■ What you need to do ■
Line by line, please look for the word "JSON" in the following records, then copy each line you find it in.

··· Study material ···

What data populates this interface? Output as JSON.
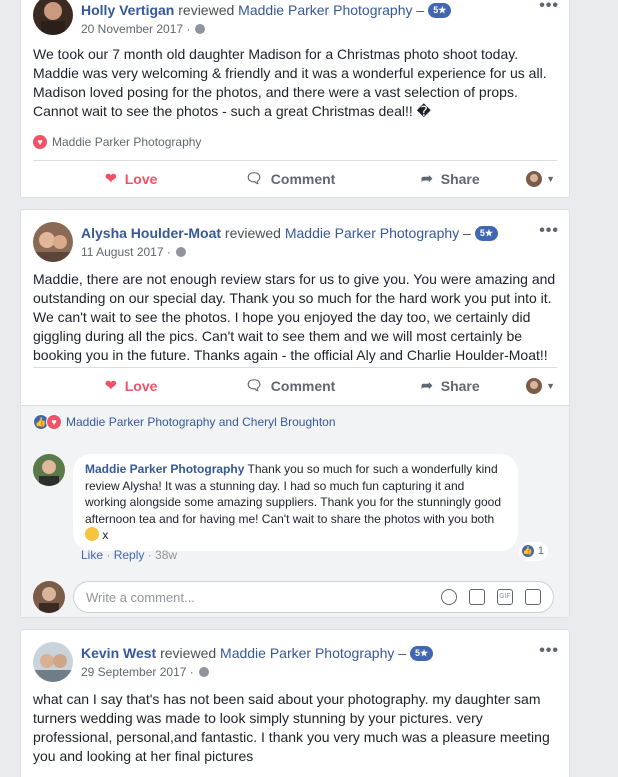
{
  "posts": [
    {
      "name": "Holly Vertigan",
      "verb": " reviewed ",
      "page": "Maddie Parker Photography",
      "dash": " –",
      "stars": "5★",
      "date": "20 November 2017 ·",
      "text": "We took our 7 month old daughter Madison for a Christmas photo shoot today. Maddie was very welcoming & friendly and it was a wonderful experience for us all. Madison loved posing for the photos, and there were a vast selection of props. Cannot wait to see the photos - such a great Christmas deal!! �",
      "tag": "Maddie Parker Photography"
    },
    {
      "name": "Alysha Houlder-Moat",
      "verb": " reviewed ",
      "page": "Maddie Parker Photography",
      "dash": " –",
      "stars": "5★",
      "date": "11 August 2017 ·",
      "text": "Maddie, there are not enough review stars for us to give you. You were amazing and outstanding on our special day. Thank you so much for the hard work you put into it. We can't wait to see the photos. I hope you enjoyed the day too, we certainly did giggling during all the pics. Can't wait to see them and we will most certainly be booking you in the future. Thanks again - the official Aly and Charlie Houlder-Moat!!"
    },
    {
      "name": "Kevin West",
      "verb": " reviewed ",
      "page": "Maddie Parker Photography",
      "dash": " –",
      "stars": "5★",
      "date": "29 September 2017 ·",
      "text": "what can I say that's has not been said about your photography. my daughter sam turners wedding was made to look simply stunning by your pictures. very professional, personal,and fantastic. I thank you very much was a pleasure meeting you and looking at her final pictures"
    }
  ],
  "actions": {
    "love": "Love",
    "comment": "Comment",
    "share": "Share"
  },
  "more_label": "•••",
  "reactions_line": "Maddie Parker Photography and Cheryl Broughton",
  "reply": {
    "name": "Maddie Parker Photography",
    "text": " Thank you so much for such a wonderfully kind review Alysha! It was a stunning day. I had so much fun capturing it and working alongside some amazing suppliers. Thank you for the stunningly good afternoon tea and for having me! Can't wait to share the photos with you both ",
    "tail": " x",
    "likes": "1",
    "like": "Like",
    "sep1": " · ",
    "reply_label": "Reply",
    "sep2": " · ",
    "time": "38w"
  },
  "composer": {
    "placeholder": "Write a comment...",
    "gif": "GIF"
  },
  "colors": {
    "love": "#f25268",
    "link": "#365899",
    "like": "#4267b2"
  }
}
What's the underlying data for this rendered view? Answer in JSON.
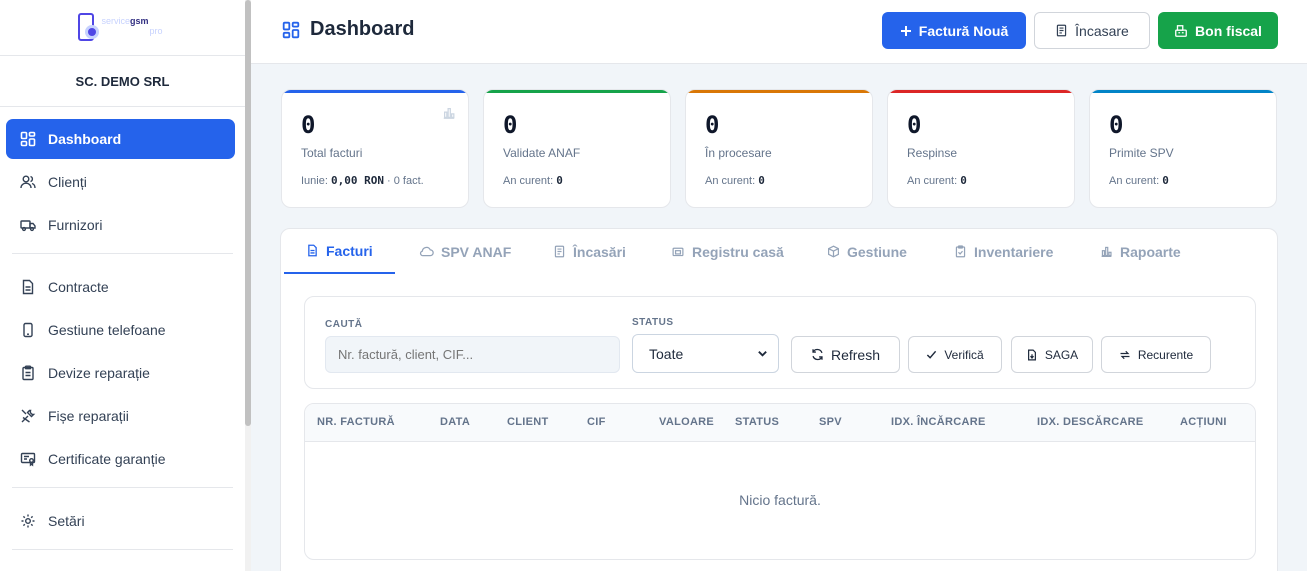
{
  "brand": {
    "logo_text": "service",
    "logo_strong": "gsm",
    "logo_sub": "pro",
    "company": "SC. DEMO SRL"
  },
  "sidebar": {
    "items": [
      {
        "label": "Dashboard",
        "icon": "dashboard-grid-icon",
        "active": true
      },
      {
        "label": "Clienți",
        "icon": "users-icon"
      },
      {
        "label": "Furnizori",
        "icon": "truck-icon"
      },
      {
        "label": "Contracte",
        "icon": "document-icon"
      },
      {
        "label": "Gestiune telefoane",
        "icon": "phone-icon"
      },
      {
        "label": "Devize reparație",
        "icon": "clipboard-icon"
      },
      {
        "label": "Fișe reparații",
        "icon": "tools-icon"
      },
      {
        "label": "Certificate garanție",
        "icon": "certificate-icon"
      },
      {
        "label": "Setări",
        "icon": "gear-icon"
      }
    ]
  },
  "header": {
    "title": "Dashboard",
    "btn_new": "Factură Nouă",
    "btn_incasare": "Încasare",
    "btn_bon": "Bon fiscal"
  },
  "stats": [
    {
      "value": "0",
      "label": "Total facturi",
      "sub_prefix": "Iunie:",
      "sub_bold": "0,00 RON",
      "sub_suffix": "· 0 fact.",
      "color": "#2563eb"
    },
    {
      "value": "0",
      "label": "Validate ANAF",
      "sub_prefix": "An curent:",
      "sub_bold": "0",
      "sub_suffix": "",
      "color": "#16a34a"
    },
    {
      "value": "0",
      "label": "În procesare",
      "sub_prefix": "An curent:",
      "sub_bold": "0",
      "sub_suffix": "",
      "color": "#d97706"
    },
    {
      "value": "0",
      "label": "Respinse",
      "sub_prefix": "An curent:",
      "sub_bold": "0",
      "sub_suffix": "",
      "color": "#dc2626"
    },
    {
      "value": "0",
      "label": "Primite SPV",
      "sub_prefix": "An curent:",
      "sub_bold": "0",
      "sub_suffix": "",
      "color": "#0284c7"
    }
  ],
  "tabs": [
    {
      "label": "Facturi",
      "icon": "file-icon",
      "active": true
    },
    {
      "label": "SPV ANAF",
      "icon": "cloud-icon"
    },
    {
      "label": "Încasări",
      "icon": "receipt-icon"
    },
    {
      "label": "Registru casă",
      "icon": "cash-register-icon"
    },
    {
      "label": "Gestiune",
      "icon": "box-icon"
    },
    {
      "label": "Inventariere",
      "icon": "clipboard-check-icon"
    },
    {
      "label": "Rapoarte",
      "icon": "bar-chart-icon"
    }
  ],
  "filters": {
    "search_label": "CAUTĂ",
    "search_placeholder": "Nr. factură, client, CIF...",
    "status_label": "STATUS",
    "status_value": "Toate",
    "btn_refresh": "Refresh",
    "btn_verifica": "Verifică",
    "btn_saga": "SAGA",
    "btn_recurente": "Recurente"
  },
  "table": {
    "columns": [
      "NR. FACTURĂ",
      "DATA",
      "CLIENT",
      "CIF",
      "VALOARE",
      "STATUS",
      "SPV",
      "IDX. ÎNCĂRCARE",
      "IDX. DESCĂRCARE",
      "ACȚIUNI"
    ],
    "empty_text": "Nicio factură."
  }
}
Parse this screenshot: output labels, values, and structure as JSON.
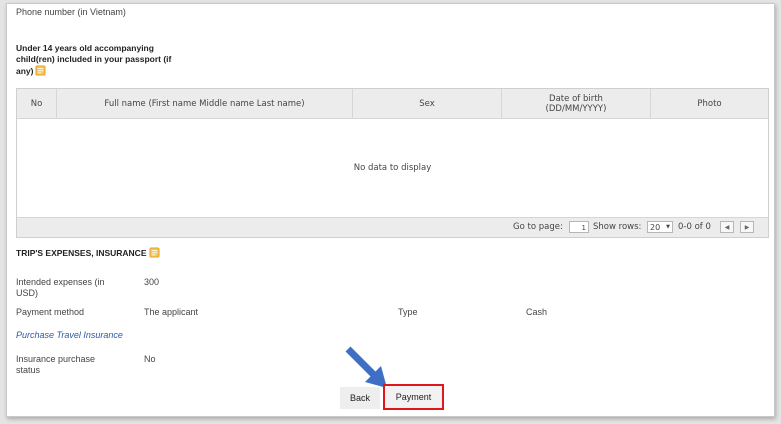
{
  "form": {
    "phone_label": "Phone number (in Vietnam)",
    "children_label": "Under 14 years old accompanying child(ren) included in your passport (if any)"
  },
  "children_table": {
    "columns": [
      "No",
      "Full name (First name Middle name Last name)",
      "Sex",
      "Date of birth (DD/MM/YYYY)",
      "Photo"
    ],
    "empty_text": "No data to display",
    "pager": {
      "goto_label": "Go to page:",
      "page_value": "1",
      "show_rows_label": "Show rows:",
      "rows_value": "20",
      "range_text": "0-0 of 0",
      "prev_icon": "◀",
      "next_icon": "▶",
      "select_arrow": "▼"
    }
  },
  "expenses": {
    "section_title": "TRIP'S EXPENSES, INSURANCE",
    "intended_label": "Intended expenses (in USD)",
    "intended_value": "300",
    "payment_method_label": "Payment method",
    "payment_method_value": "The applicant",
    "type_label": "Type",
    "type_value": "Cash",
    "purchase_link": "Purchase Travel Insurance",
    "insurance_status_label": "Insurance purchase status",
    "insurance_status_value": "No"
  },
  "actions": {
    "back_label": "Back",
    "payment_label": "Payment"
  },
  "colors": {
    "highlight": "#e0181e",
    "arrow": "#3f6fc4",
    "note_icon": "#f0b429"
  }
}
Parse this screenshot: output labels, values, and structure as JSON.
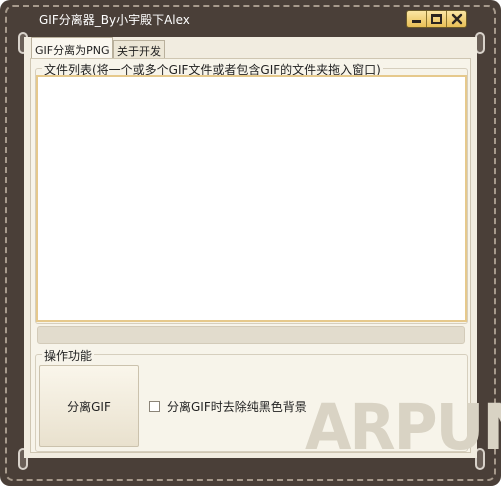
{
  "window": {
    "title": "GIF分离器_By小宇殿下Alex",
    "buttons": {
      "minimize": "minimize-icon",
      "maximize": "maximize-icon",
      "close": "close-icon"
    }
  },
  "tabs": [
    {
      "label": "GIF分离为PNG",
      "active": true
    },
    {
      "label": "关于开发",
      "active": false
    }
  ],
  "file_list": {
    "legend": "文件列表(将一个或多个GIF文件或者包含GIF的文件夹拖入窗口)",
    "items": []
  },
  "progress": {
    "value": 0
  },
  "operations": {
    "legend": "操作功能",
    "split_button": "分离GIF",
    "remove_black_bg": {
      "label": "分离GIF时去除纯黑色背景",
      "checked": false
    }
  },
  "watermark": "ARPUN",
  "colors": {
    "frame": "#4a3f38",
    "panel": "#f1ece0",
    "button_gold": "#e8bf56",
    "list_border": "#e6c98c"
  }
}
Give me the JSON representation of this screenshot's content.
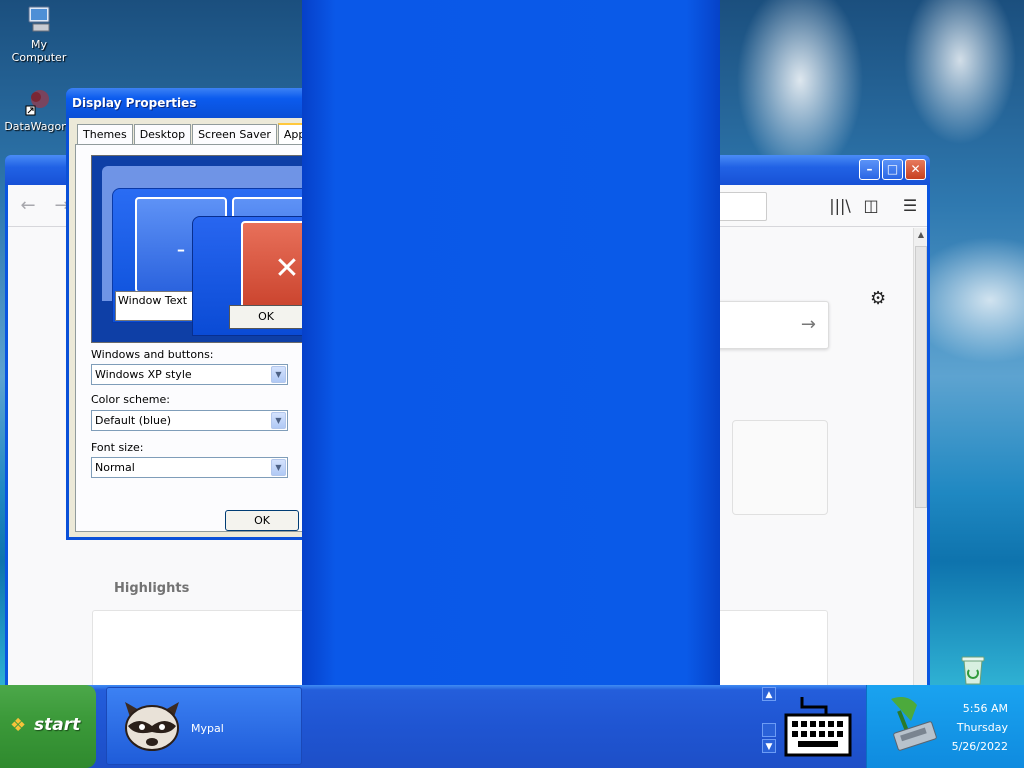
{
  "desktop": {
    "icons": [
      {
        "label": "My Computer"
      },
      {
        "label": "DataWagon."
      }
    ]
  },
  "browser": {
    "nav": {
      "back": "←",
      "forward": "→"
    },
    "window_controls": {
      "minimize": "–",
      "maximize": "□",
      "close": "✕"
    },
    "toolbar_icons": {
      "library": "|||\\",
      "sidebar": "◫",
      "menu": "☰"
    },
    "search_arrow": "→",
    "settings_glyph": "⚙",
    "highlights_label": "Highlights"
  },
  "dialog": {
    "title": "Display Properties",
    "tabs": [
      {
        "label": "Themes"
      },
      {
        "label": "Desktop"
      },
      {
        "label": "Screen Saver"
      },
      {
        "label": "Appeara"
      }
    ],
    "preview": {
      "minimize_glyph": "-",
      "close_glyph": "✕",
      "window_text": "Window Text",
      "ok_label": "OK"
    },
    "windows_and_buttons": {
      "label": "Windows and buttons:",
      "value": "Windows XP style"
    },
    "color_scheme": {
      "label": "Color scheme:",
      "value": "Default (blue)"
    },
    "font_size": {
      "label": "Font size:",
      "value": "Normal"
    },
    "ok_label": "OK"
  },
  "taskbar": {
    "start_label": "start",
    "task": {
      "label": "Mypal"
    },
    "clock": {
      "time": "5:56 AM",
      "day": "Thursday",
      "date": "5/26/2022"
    }
  }
}
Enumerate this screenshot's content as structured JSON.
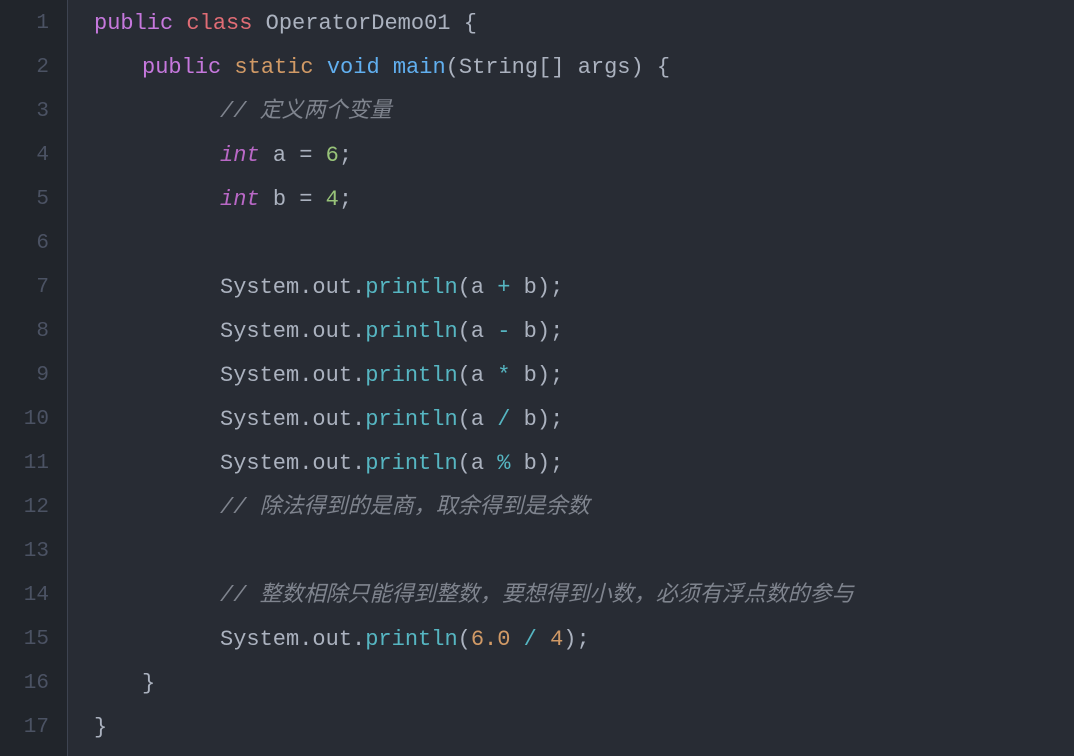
{
  "lines": [
    {
      "num": "1"
    },
    {
      "num": "2"
    },
    {
      "num": "3"
    },
    {
      "num": "4"
    },
    {
      "num": "5"
    },
    {
      "num": "6"
    },
    {
      "num": "7"
    },
    {
      "num": "8"
    },
    {
      "num": "9"
    },
    {
      "num": "10"
    },
    {
      "num": "11"
    },
    {
      "num": "12"
    },
    {
      "num": "13"
    },
    {
      "num": "14"
    },
    {
      "num": "15"
    },
    {
      "num": "16"
    },
    {
      "num": "17"
    }
  ],
  "code": {
    "kw_public": "public",
    "kw_class": "class",
    "kw_static": "static",
    "kw_void": "void",
    "kw_int": "int",
    "class_name": "OperatorDemo01",
    "method_main": "main",
    "param_type": "String[]",
    "param_name": "args",
    "var_a": "a",
    "var_b": "b",
    "val_6": "6",
    "val_4": "4",
    "val_6_0": "6.0",
    "system": "System",
    "out": "out",
    "println": "println",
    "op_assign": "=",
    "op_plus": "+",
    "op_minus": "-",
    "op_mult": "*",
    "op_div": "/",
    "op_mod": "%",
    "brace_open": "{",
    "brace_close": "}",
    "paren_open": "(",
    "paren_close": ")",
    "semicolon": ";",
    "dot": ".",
    "comment1": "// 定义两个变量",
    "comment2": "// 除法得到的是商，取余得到是余数",
    "comment3": "// 整数相除只能得到整数，要想得到小数，必须有浮点数的参与",
    "sp": " "
  }
}
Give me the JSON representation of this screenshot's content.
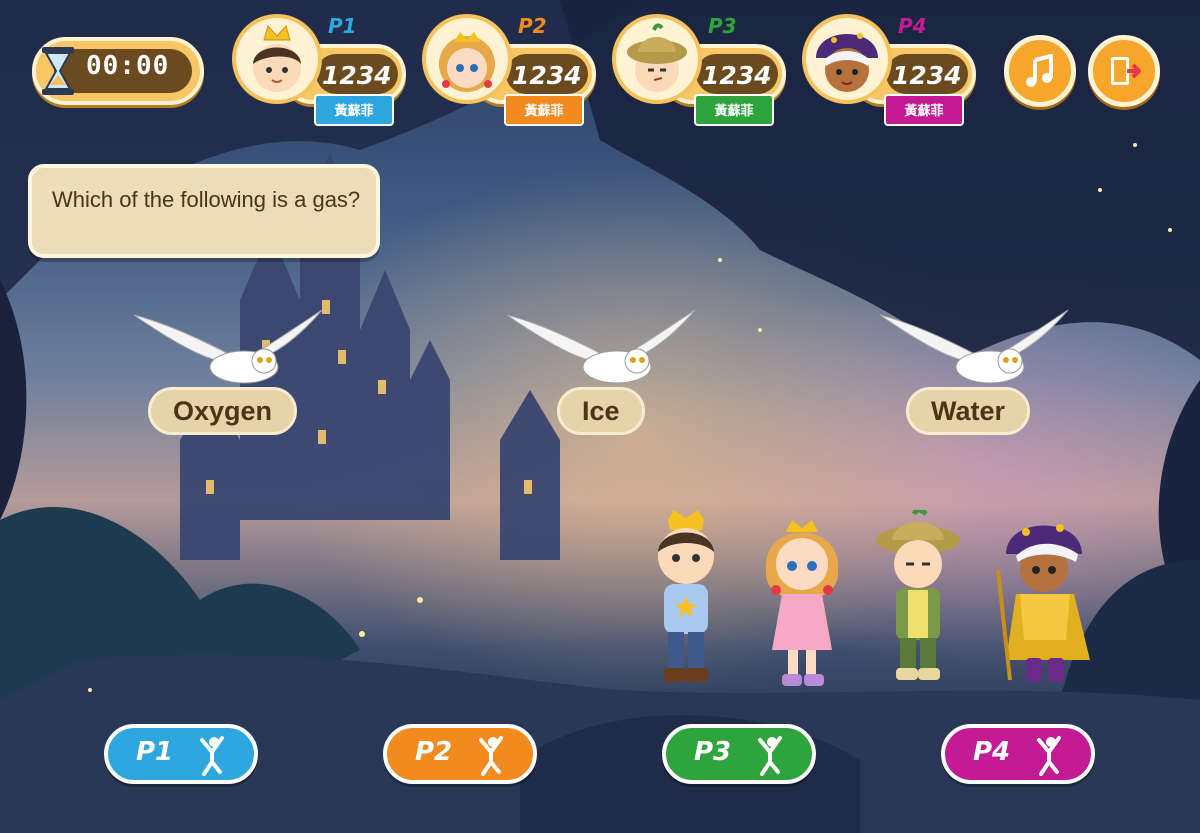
{
  "timer": {
    "value": "00:00"
  },
  "players": [
    {
      "tag": "P1",
      "score": "1234",
      "name": "黃蘇菲",
      "color": "#2ea6df"
    },
    {
      "tag": "P2",
      "score": "1234",
      "name": "黃蘇菲",
      "color": "#f28a1f"
    },
    {
      "tag": "P3",
      "score": "1234",
      "name": "黃蘇菲",
      "color": "#2fa43c"
    },
    {
      "tag": "P4",
      "score": "1234",
      "name": "黃蘇菲",
      "color": "#c41b95"
    }
  ],
  "question": {
    "text": "Which of the following is a gas?"
  },
  "answers": [
    {
      "label": "Oxygen"
    },
    {
      "label": "Ice"
    },
    {
      "label": "Water"
    }
  ],
  "bottom_buttons": [
    {
      "label": "P1",
      "color": "#2ea6df",
      "icon": "jumping-person-icon"
    },
    {
      "label": "P2",
      "color": "#f28a1f",
      "icon": "jumping-person-icon"
    },
    {
      "label": "P3",
      "color": "#2fa43c",
      "icon": "jumping-person-icon"
    },
    {
      "label": "P4",
      "color": "#c41b95",
      "icon": "jumping-person-icon"
    }
  ],
  "controls": {
    "music_icon": "music-note-icon",
    "exit_icon": "exit-door-icon"
  },
  "colors": {
    "gold": "#f7c766",
    "brown": "#6b4a1f",
    "cream": "#ecdcb8"
  }
}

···

■ Response to the task ■
What data populates this interface? Output as JSON.
What's the underlying data for this rendered view? Answer in JSON.
Parse this screenshot: output labels, values, and structure as JSON.
Parse this screenshot: output labels, values, and structure as JSON.
Give me the JSON representation of this screenshot's content.
Enumerate this screenshot's content as structured JSON.
Give me the JSON representation of this screenshot's content.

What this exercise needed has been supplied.